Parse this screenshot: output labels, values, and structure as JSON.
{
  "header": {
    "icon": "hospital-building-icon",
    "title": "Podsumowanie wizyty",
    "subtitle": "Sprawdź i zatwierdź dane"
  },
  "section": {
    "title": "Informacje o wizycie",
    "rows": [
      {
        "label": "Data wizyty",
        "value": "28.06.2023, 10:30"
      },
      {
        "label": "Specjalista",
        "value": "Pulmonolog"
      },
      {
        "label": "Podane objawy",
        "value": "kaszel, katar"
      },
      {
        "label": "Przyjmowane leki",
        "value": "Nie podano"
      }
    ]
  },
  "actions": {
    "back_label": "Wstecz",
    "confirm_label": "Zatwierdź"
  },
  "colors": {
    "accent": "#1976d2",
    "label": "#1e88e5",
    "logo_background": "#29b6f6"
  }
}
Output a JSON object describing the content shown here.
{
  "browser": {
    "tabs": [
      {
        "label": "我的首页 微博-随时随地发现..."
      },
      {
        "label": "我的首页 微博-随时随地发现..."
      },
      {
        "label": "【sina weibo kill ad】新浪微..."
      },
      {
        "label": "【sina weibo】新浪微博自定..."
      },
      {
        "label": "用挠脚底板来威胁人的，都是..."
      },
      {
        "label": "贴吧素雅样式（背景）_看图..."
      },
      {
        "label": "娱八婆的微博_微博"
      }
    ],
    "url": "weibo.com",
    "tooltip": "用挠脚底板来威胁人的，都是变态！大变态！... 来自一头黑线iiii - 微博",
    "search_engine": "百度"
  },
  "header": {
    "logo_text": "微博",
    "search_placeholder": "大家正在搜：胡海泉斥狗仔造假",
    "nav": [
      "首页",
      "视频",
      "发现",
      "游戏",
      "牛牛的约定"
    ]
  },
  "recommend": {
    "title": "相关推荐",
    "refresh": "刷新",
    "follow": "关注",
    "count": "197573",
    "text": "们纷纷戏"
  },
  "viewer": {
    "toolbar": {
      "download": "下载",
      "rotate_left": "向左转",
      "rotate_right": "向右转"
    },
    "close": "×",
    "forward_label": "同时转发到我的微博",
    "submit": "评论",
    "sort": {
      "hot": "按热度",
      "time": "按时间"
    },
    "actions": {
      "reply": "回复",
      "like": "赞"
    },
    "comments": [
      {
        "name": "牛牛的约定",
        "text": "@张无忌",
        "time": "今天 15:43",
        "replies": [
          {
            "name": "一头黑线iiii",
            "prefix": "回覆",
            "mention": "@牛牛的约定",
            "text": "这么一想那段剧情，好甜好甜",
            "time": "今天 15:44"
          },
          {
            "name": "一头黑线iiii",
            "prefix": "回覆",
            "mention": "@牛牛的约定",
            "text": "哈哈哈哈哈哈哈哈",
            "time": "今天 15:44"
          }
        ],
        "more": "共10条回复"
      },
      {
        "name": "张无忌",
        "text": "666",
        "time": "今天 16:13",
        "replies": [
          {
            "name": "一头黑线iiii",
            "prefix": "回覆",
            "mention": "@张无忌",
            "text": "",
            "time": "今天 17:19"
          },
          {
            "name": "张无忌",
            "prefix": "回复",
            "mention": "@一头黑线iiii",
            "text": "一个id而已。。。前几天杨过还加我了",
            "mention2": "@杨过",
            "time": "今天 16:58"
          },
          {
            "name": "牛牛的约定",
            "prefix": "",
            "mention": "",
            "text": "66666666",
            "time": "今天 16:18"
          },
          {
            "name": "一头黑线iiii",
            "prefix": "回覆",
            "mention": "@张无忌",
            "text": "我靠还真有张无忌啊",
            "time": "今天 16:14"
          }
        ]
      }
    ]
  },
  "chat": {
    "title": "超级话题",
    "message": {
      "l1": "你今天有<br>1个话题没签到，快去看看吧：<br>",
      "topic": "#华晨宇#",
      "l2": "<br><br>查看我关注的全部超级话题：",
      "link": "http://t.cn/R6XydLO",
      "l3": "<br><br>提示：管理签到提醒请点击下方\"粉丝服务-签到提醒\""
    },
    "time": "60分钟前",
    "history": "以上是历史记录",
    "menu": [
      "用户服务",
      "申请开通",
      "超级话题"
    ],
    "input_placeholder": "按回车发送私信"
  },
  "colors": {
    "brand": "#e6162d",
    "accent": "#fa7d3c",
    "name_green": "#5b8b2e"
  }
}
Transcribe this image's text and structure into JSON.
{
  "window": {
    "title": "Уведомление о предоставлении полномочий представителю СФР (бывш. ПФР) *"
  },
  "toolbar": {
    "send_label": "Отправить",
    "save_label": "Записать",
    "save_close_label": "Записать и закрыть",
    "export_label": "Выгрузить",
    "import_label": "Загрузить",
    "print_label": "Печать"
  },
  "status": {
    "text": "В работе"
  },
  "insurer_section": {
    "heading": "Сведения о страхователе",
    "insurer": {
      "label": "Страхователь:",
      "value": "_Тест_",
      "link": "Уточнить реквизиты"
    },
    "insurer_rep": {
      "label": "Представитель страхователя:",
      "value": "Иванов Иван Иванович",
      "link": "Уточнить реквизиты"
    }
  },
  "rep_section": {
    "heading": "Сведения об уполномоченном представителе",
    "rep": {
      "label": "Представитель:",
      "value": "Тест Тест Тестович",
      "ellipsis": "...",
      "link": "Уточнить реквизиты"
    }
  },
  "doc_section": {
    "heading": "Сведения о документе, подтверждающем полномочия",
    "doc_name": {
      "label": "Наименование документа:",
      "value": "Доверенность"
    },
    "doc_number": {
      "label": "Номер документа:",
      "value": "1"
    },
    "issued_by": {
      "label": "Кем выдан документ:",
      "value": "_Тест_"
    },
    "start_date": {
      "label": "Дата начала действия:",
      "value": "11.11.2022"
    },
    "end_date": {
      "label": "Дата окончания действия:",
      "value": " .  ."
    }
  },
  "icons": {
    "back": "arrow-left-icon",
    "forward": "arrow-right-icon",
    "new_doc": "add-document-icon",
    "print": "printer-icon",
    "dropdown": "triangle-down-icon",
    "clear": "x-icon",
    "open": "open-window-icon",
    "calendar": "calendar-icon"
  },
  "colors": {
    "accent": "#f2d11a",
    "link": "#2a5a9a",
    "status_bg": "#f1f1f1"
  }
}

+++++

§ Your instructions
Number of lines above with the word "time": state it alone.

§ Exercise response
10